■ Data for this task ■
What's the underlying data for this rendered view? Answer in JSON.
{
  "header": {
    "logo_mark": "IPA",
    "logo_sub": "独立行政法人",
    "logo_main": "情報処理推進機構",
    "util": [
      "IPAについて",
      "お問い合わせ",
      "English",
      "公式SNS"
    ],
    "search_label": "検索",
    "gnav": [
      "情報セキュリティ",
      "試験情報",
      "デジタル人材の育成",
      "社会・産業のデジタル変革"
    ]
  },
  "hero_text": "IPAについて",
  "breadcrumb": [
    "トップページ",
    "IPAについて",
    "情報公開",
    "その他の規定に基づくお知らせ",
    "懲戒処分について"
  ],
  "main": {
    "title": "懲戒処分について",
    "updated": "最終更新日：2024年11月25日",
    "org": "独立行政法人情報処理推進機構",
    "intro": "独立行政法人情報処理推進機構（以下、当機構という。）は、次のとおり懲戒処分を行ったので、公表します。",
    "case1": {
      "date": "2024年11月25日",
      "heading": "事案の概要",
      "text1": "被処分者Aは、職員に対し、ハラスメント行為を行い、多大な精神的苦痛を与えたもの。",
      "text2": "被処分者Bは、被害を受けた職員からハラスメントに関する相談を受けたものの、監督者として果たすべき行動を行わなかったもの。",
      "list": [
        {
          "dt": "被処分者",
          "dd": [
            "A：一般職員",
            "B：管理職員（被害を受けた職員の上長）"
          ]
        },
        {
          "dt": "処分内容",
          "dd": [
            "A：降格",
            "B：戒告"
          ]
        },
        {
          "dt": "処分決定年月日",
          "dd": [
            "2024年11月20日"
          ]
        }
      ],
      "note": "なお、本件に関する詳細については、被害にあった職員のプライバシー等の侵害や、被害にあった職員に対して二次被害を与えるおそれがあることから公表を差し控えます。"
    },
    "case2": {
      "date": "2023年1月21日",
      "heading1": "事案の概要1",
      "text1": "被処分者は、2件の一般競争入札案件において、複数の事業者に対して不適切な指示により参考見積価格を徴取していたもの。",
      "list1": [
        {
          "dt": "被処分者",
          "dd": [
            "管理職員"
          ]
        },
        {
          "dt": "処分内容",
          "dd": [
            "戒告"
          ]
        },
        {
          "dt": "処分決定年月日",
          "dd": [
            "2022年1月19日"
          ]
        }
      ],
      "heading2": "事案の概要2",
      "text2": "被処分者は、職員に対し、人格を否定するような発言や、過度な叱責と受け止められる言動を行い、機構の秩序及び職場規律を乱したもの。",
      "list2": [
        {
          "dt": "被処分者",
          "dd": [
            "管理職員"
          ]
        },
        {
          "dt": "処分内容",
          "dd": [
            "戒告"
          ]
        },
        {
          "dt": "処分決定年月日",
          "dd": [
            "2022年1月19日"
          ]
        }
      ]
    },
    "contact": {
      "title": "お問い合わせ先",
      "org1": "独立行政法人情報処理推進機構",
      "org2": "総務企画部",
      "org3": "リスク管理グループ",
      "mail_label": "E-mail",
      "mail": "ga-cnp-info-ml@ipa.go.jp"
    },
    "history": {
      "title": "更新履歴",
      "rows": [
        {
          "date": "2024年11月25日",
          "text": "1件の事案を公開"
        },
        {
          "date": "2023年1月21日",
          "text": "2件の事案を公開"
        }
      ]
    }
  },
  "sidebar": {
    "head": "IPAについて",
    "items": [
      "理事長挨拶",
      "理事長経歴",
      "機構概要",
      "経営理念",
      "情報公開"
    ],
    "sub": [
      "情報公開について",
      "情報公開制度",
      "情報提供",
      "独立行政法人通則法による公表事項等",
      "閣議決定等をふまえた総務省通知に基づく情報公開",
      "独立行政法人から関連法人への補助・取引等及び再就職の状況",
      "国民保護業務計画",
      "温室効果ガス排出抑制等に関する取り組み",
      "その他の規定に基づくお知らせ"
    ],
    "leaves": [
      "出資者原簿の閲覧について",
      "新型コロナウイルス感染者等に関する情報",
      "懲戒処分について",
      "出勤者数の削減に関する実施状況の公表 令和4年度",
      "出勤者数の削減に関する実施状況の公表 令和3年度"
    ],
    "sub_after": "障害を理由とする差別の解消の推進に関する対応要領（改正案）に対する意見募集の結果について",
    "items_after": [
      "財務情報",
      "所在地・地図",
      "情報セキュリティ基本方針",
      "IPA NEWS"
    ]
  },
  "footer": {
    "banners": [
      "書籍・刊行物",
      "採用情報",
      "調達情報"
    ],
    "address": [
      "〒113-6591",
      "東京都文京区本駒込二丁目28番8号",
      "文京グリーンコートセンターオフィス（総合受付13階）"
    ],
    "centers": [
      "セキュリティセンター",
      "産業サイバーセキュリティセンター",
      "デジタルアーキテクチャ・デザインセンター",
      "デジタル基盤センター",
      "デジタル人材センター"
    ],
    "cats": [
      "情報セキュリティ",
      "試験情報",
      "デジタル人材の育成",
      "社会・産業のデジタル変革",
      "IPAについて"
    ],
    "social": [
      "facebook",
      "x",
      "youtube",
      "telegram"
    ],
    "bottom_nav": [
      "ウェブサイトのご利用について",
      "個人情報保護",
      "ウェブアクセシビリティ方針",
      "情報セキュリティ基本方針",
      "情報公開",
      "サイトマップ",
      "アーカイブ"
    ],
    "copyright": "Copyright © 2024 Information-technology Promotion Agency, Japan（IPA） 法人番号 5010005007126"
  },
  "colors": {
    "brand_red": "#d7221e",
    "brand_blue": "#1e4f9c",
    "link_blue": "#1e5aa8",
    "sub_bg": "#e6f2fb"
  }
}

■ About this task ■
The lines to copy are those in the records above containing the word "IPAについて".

■ Output of the task ■
      "IPAについて",
  "hero_text": "IPAについて",
    "IPAについて",
    "head": "IPAについて",
      "IPAについて"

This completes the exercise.